Karla Allen, Walmart
One way to get a sense of Walmart’s massive transition to an agile omnichannel retailer is to examine the company’s mobile app, which bears the influence of Karla Allen, Walmart's senior director of mobile wallets.
Walmart Pay — the popular QR code-based payment approach Walmart introduced in 2016 — is the centerpiece of the retailer’s digital wallet, which also offers direct access to Walmart’s credit card and a host of other services. These features combine to support a seamless connection between physical stores and online shopping.
Allen joined Walmart in 2016 after a long career at companies including Gap Inc., Ericsson and Sprint PCS. Her career reached a turning point six years ago when she began to focus on mobile wallet startups, and while working at the Gap served on the executive board of the merchant coalition MCX, which piloted a mobile wallet called CurrentC.
“Today’s digital wallet innovation brings together all aspects of the digital relationship with customers, and it will greatly shift how shoppers interact with merchants … for many years to come,” said Allen, who is one of PaymentsSource's Most Influential Women of Payments for 2018.
The payments industry is at an interesting crossroads right now, with new forces targeting banking and fintech with rapid innovations that make direct payments easier, faster and more secure, Allen said.
“I’m fascinated by many aspects of fintech, including the use of blockchain to make cross-border consumer and supplier payments less complex and expensive, along with open banking regulations and democratizing access to bank accounts,” she said.
Blockchain is a distributed ledger technology originally developed to support bitcoin payments. Lately, many companies have sought ways to find uses for blockchain within their own operations.
But not all innovations are welcomed with open arms. One of Allen’s concerns is the way the U.S. payments industry handled the shift to chip-and-PIN card security.
“The investment in EMV technology and the associated disruption of the consumer payment experience was an ideal time to implement mandatory PIN entry," she said. Because the U.S. card networks did not universally require the use of PIN for all EMV card payments, "the result is a U.S. payments system that is more vulnerable to fraud than it should be,” she said.

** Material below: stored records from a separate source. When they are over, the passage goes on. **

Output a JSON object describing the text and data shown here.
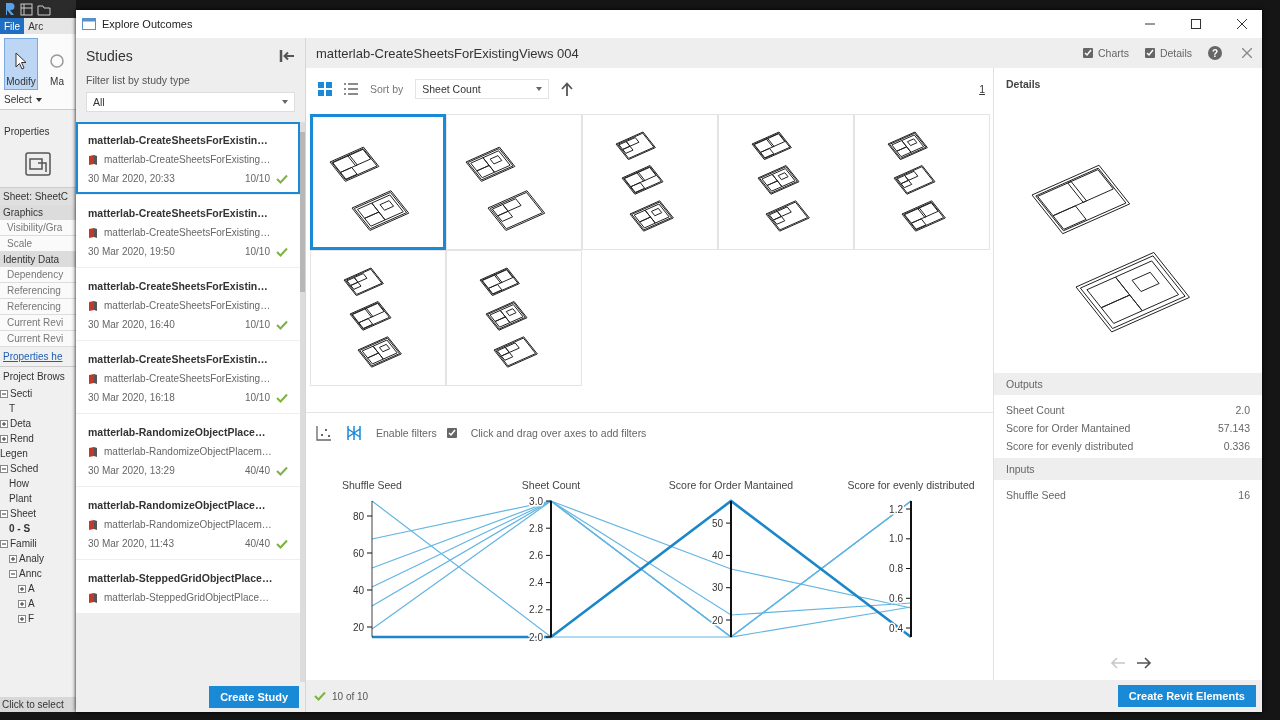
{
  "revit": {
    "ribbon_tabs": [
      {
        "label": "File",
        "selected": true
      },
      {
        "label": "Arc",
        "selected": false
      }
    ],
    "tools": [
      {
        "label": "Modify",
        "selected": true
      },
      {
        "label": "Ma",
        "selected": false
      }
    ],
    "select_menu": "Select",
    "properties": {
      "title": "Properties",
      "type": "Sheet: SheetC",
      "rows": [
        {
          "kind": "group",
          "text": "Graphics"
        },
        {
          "kind": "row",
          "text": "Visibility/Gra"
        },
        {
          "kind": "row",
          "text": "Scale"
        },
        {
          "kind": "group",
          "text": "Identity Data"
        },
        {
          "kind": "row",
          "text": "Dependency"
        },
        {
          "kind": "row",
          "text": "Referencing"
        },
        {
          "kind": "row",
          "text": "Referencing"
        },
        {
          "kind": "row",
          "text": "Current Revi"
        },
        {
          "kind": "row",
          "text": "Current Revi"
        }
      ],
      "help_link": "Properties he"
    },
    "browser": {
      "title": "Project Brows",
      "tree": [
        {
          "label": "Secti",
          "expanded": true,
          "children": [
            {
              "label": "T"
            }
          ]
        },
        {
          "label": "Deta",
          "expanded": false
        },
        {
          "label": "Rend",
          "expanded": false
        },
        {
          "label": "Legen"
        },
        {
          "label": "Sched",
          "expanded": true,
          "children": [
            {
              "label": "How"
            },
            {
              "label": "Plant"
            }
          ]
        },
        {
          "label": "Sheet",
          "expanded": true,
          "children": [
            {
              "label": "0 - S",
              "selected": true
            }
          ]
        },
        {
          "label": "Famili",
          "expanded": true,
          "children": [
            {
              "label": "Analy",
              "expanded": false
            },
            {
              "label": "Annc",
              "expanded": true,
              "children": [
                {
                  "label": "A",
                  "expanded": false
                },
                {
                  "label": "A",
                  "expanded": false
                },
                {
                  "label": "F",
                  "expanded": false
                }
              ]
            }
          ]
        }
      ]
    },
    "status": "Click to select"
  },
  "window": {
    "title": "Explore Outcomes"
  },
  "studies": {
    "title": "Studies",
    "filter_label": "Filter list by study type",
    "filter_value": "All",
    "items": [
      {
        "title": "matterlab-CreateSheetsForExistin…",
        "subtitle": "matterlab-CreateSheetsForExisting…",
        "date": "30 Mar 2020, 20:33",
        "count": "10/10",
        "selected": true
      },
      {
        "title": "matterlab-CreateSheetsForExistin…",
        "subtitle": "matterlab-CreateSheetsForExisting…",
        "date": "30 Mar 2020, 19:50",
        "count": "10/10",
        "selected": false
      },
      {
        "title": "matterlab-CreateSheetsForExistin…",
        "subtitle": "matterlab-CreateSheetsForExisting…",
        "date": "30 Mar 2020, 16:40",
        "count": "10/10",
        "selected": false
      },
      {
        "title": "matterlab-CreateSheetsForExistin…",
        "subtitle": "matterlab-CreateSheetsForExisting…",
        "date": "30 Mar 2020, 16:18",
        "count": "10/10",
        "selected": false
      },
      {
        "title": "matterlab-RandomizeObjectPlace…",
        "subtitle": "matterlab-RandomizeObjectPlacem…",
        "date": "30 Mar 2020, 13:29",
        "count": "40/40",
        "selected": false
      },
      {
        "title": "matterlab-RandomizeObjectPlace…",
        "subtitle": "matterlab-RandomizeObjectPlacem…",
        "date": "30 Mar 2020, 11:43",
        "count": "40/40",
        "selected": false
      },
      {
        "title": "matterlab-SteppedGridObjectPlace…",
        "subtitle": "matterlab-SteppedGridObjectPlace…",
        "selected": false
      }
    ],
    "create_button": "Create Study"
  },
  "header": {
    "title": "matterlab-CreateSheetsForExistingViews 004",
    "toggles": [
      {
        "label": "Charts",
        "checked": true
      },
      {
        "label": "Details",
        "checked": true
      }
    ],
    "help": "?"
  },
  "toolbar": {
    "views": [
      {
        "kind": "grid",
        "selected": true
      },
      {
        "kind": "list",
        "selected": false
      }
    ],
    "sort_label": "Sort by",
    "sort_value": "Sheet Count",
    "page": "1"
  },
  "outcomes": [
    {
      "kind": "two",
      "selected": true
    },
    {
      "kind": "two",
      "selected": false
    },
    {
      "kind": "three",
      "selected": false
    },
    {
      "kind": "three",
      "selected": false
    },
    {
      "kind": "three",
      "selected": false
    },
    {
      "kind": "three",
      "selected": false
    },
    {
      "kind": "three",
      "selected": false
    }
  ],
  "chart_panel": {
    "modes": [
      {
        "kind": "scatter",
        "selected": false
      },
      {
        "kind": "parallel",
        "selected": true
      }
    ],
    "filters_label": "Enable filters",
    "filters_enabled": true,
    "hint": "Click and drag over axes to add filters",
    "parallel_plot": {
      "axes": [
        {
          "title": "Shuffle Seed",
          "ticks": [
            "80",
            "60",
            "40",
            "20"
          ]
        },
        {
          "title": "Sheet Count",
          "ticks": [
            "3.0",
            "2.8",
            "2.6",
            "2.4",
            "2.2",
            "2.0"
          ]
        },
        {
          "title": "Score for Order Mantained",
          "ticks": [
            "50",
            "40",
            "30",
            "20"
          ]
        },
        {
          "title": "Score for evenly distributed",
          "ticks": [
            "1.2",
            "1.0",
            "0.8",
            "0.6",
            "0.4"
          ]
        }
      ]
    }
  },
  "details": {
    "title": "Details",
    "outputs_title": "Outputs",
    "outputs": [
      {
        "label": "Sheet Count",
        "value": "2.0"
      },
      {
        "label": "Score for Order Mantained",
        "value": "57.143"
      },
      {
        "label": "Score for evenly distributed",
        "value": "0.336"
      }
    ],
    "inputs_title": "Inputs",
    "inputs": [
      {
        "label": "Shuffle Seed",
        "value": "16"
      }
    ],
    "previous_disabled": true,
    "next_disabled": false
  },
  "footer": {
    "count": "10 of 10",
    "create_button": "Create Revit Elements"
  }
}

Allen is also disappointed by the lack of female executives in the payments and technology spheres. “In my emerging technology career, I’ve been the only woman on the team far too often,” she said.
At Walmart, Allen has benefited from a team of strong female colleagues and mentors. One is Claire Babineaux-Fontenot, who was Walmart’s executive vice president and global treasurer when Allen joined the company.
“She leads with an inspiring mix of talent, strength, wisdom and insight, and what she has that I’m trying hardest to replicate is her ability to foster and bring out the best talent within everyone on the team,” Allen said.
There are still plenty of obstacles holding women back in the payments industry, and one that’s common in many organizations is the tendency for management to reward and promote leaders who score higher on individualism than collaboration, she fears.
“This can result in slowing some women in their move up, due to an organization’s lack of understanding of a highly collaborative management style,” Allen said.
Allen’s advice to women facing this kind of barrier is to study and understand the dynamics within their own organization and, if needed, shift to an approach that is rewarded.
“Until there are more women at the top, many of these issues will be difficult to address, so we need to be more effective at working within the existing systems to get there,” she said.
READ MORE: The Most Influential Women in Payments, 2018